Spring InitializingBean and DisposableBean Example

In this tutorial, we will explore how to use the InitializingBean and DisposableBean interfaces in Spring for bean lifecycle management. These interfaces provide hooks for performing actions during bean initialization and destruction.


Spring beans have a lifecycle that includes phases such as instantiation, property setting, initialization, and destruction. By implementing the InitializingBean and DisposableBean interfaces, we can hook into the initialization and destruction phases to perform custom logic.

  • InitializingBean: The afterPropertiesSet() method is called after the bean's properties have been set.
  • DisposableBean: The destroy() method is called before the bean is destroyed.

Why Use InitializingBean and DisposableBean?

  • InitializingBean: Useful for performing custom initialization logic after all properties have been set.
  • DisposableBean: Useful for performing custom cleanup logic before the bean is destroyed.

Project Setup

Step 1: Create a Spring Boot Project

  1. Using Spring Initializr:

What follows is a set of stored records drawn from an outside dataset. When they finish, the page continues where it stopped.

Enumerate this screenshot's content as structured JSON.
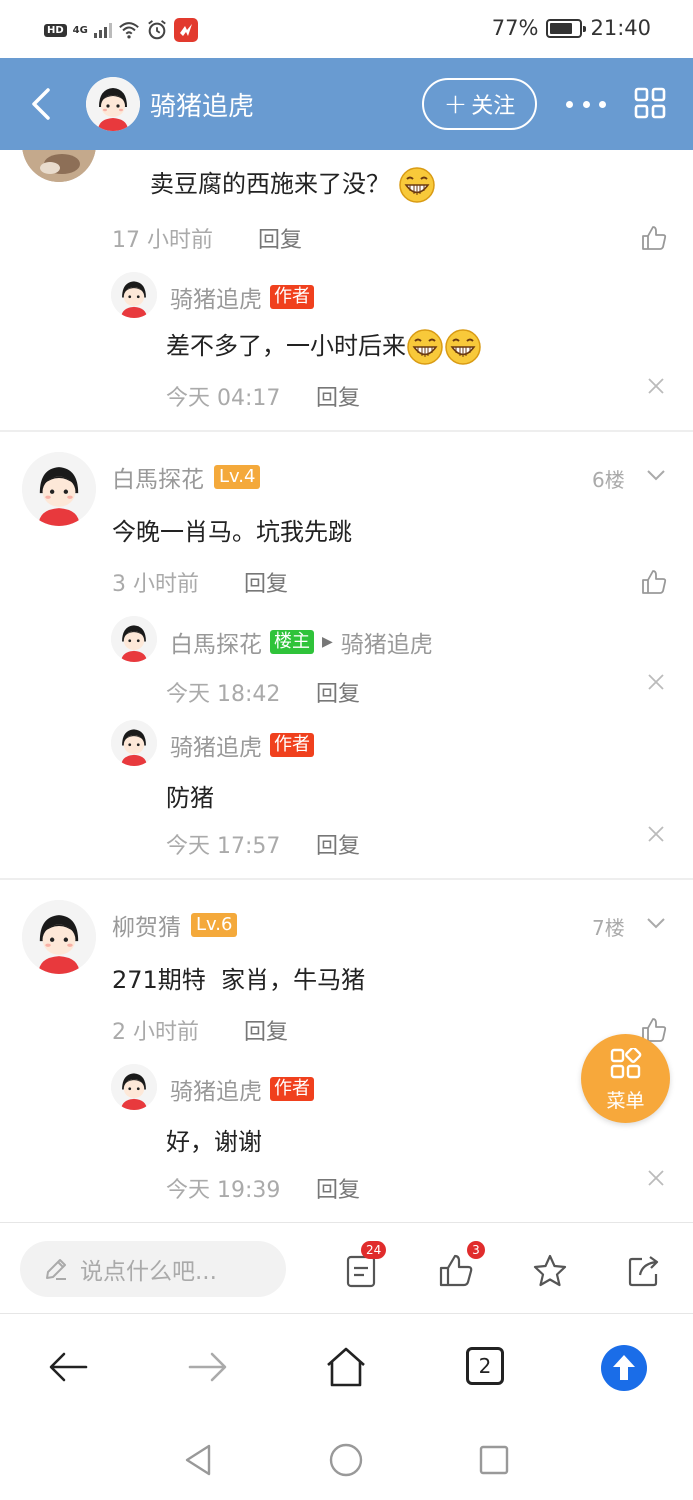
{
  "status_bar": {
    "hd": "HD",
    "network": "4G",
    "battery_percent": "77%",
    "battery_level": 0.77,
    "time": "21:40",
    "app_icon": "huawei-app-icon"
  },
  "header": {
    "title": "骑猪追虎",
    "follow_label": "关注",
    "accent_color": "#699bd1"
  },
  "comments": {
    "partial": {
      "text": "卖豆腐的西施来了没？",
      "time": "17 小时前",
      "reply_label": "回复",
      "sub_reply": {
        "user": "骑猪追虎",
        "badge": "作者",
        "text": "差不多了，一小时后来",
        "time": "今天 04:17",
        "reply_label": "回复"
      }
    },
    "floor6": {
      "user": "白馬探花",
      "level": "Lv.4",
      "floor": "6楼",
      "text": "今晚一肖马。坑我先跳",
      "time": "3 小时前",
      "reply_label": "回复",
      "sub_replies": [
        {
          "user": "白馬探花",
          "badge": "楼主",
          "target": "骑猪追虎",
          "time": "今天 18:42",
          "reply_label": "回复"
        },
        {
          "user": "骑猪追虎",
          "badge": "作者",
          "text": "防猪",
          "time": "今天 17:57",
          "reply_label": "回复"
        }
      ]
    },
    "floor7": {
      "user": "柳贺猜",
      "level": "Lv.6",
      "floor": "7楼",
      "text": "271期特  家肖，牛马猪",
      "time": "2 小时前",
      "reply_label": "回复",
      "sub_reply": {
        "user": "骑猪追虎",
        "badge": "作者",
        "text": "好，谢谢",
        "time": "今天 19:39",
        "reply_label": "回复"
      }
    }
  },
  "fab": {
    "label": "菜单"
  },
  "input_bar": {
    "placeholder": "说点什么吧...",
    "comment_count": "24",
    "like_count": "3"
  },
  "browser_bar": {
    "tabs_count": "2"
  }
}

    • Go to Spring Initializr.
    • Select the following options:
      • Project: Maven Project
      • Language: Java
      • Spring Boot: 3.3.0
    • Add dependencies:
      • Spring Web
    • Click on Generate to download the project.
  2. Import the project into your favorite IDE (Eclipse, IntelliJ, etc.).

Step 2: Create Bean Classes Implementing InitializingBean and DisposableBean

Create two classes MyInitializingBean and MyDisposableBean which will implement InitializingBean and DisposableBean respectively.


package net.javaguides.spring.lifecycle;

import org.springframework.beans.factory.InitializingBean;
import org.springframework.stereotype.Component;

public class MyInitializingBean implements InitializingBean {

    public void afterPropertiesSet() throws Exception {
        // Custom initialization logic
        System.out.println("MyInitializingBean: afterPropertiesSet method called");


package net.javaguides.spring.lifecycle;

import org.springframework.beans.factory.DisposableBean;
import org.springframework.stereotype.Component;

public class MyDisposableBean implements DisposableBean {

    public void destroy() throws Exception {
        // Custom cleanup logic
        System.out.println("MyDisposableBean: destroy method called");

Step 3: Create the Main Application Class

Create a main class to run your Spring Boot application.


package net.javaguides.spring.lifecycle;

import org.springframework.boot.SpringApplication;
import org.springframework.boot.autoconfigure.SpringBootApplication;

public class SpringLifecycleApplication {

    public static void main(String[] args) {
        SpringApplication.run(SpringLifecycleApplication.class, args);

Step 4: Run the Application

Run the SpringLifecycleApplication class as a Java application. You should see the following output in the console:

MyInitializingBean: afterPropertiesSet method called

Step 5: Shut Down the Application

When you shut down the application (e.g., by stopping the Spring Boot application in your IDE), you should see the following output in the console:

MyDisposableBean: destroy method called


  • MyInitializingBean: Implements InitializingBean and overrides the afterPropertiesSet method to include custom initialization logic. This method is called after the properties of the bean have been set.
  • MyDisposableBean: Implements DisposableBean and overrides the destroy method to include custom cleanup logic. This method is called when the Spring container is shutting down.

Best Practices

  • Use Annotations: For most scenarios, it is better to use @PostConstruct and @PreDestroy annotations for initialization and destruction callbacks as they are more concise and easier to manage.
  • Avoid Overuse: Do not overuse these interfaces. Use them only when you need custom logic that cannot be handled by other means (like @PostConstruct and @PreDestroy).


In this tutorial, we have learned how to use the InitializingBean and DisposableBean interfaces in Spring for managing bean lifecycle events. We have seen how to create a simple Spring Boot application to demonstrate their usage and discussed best practices for their use.

This approach ensures that your beans are properly initialized and cleaned up, making your application more robust and maintainable.

Additional Resources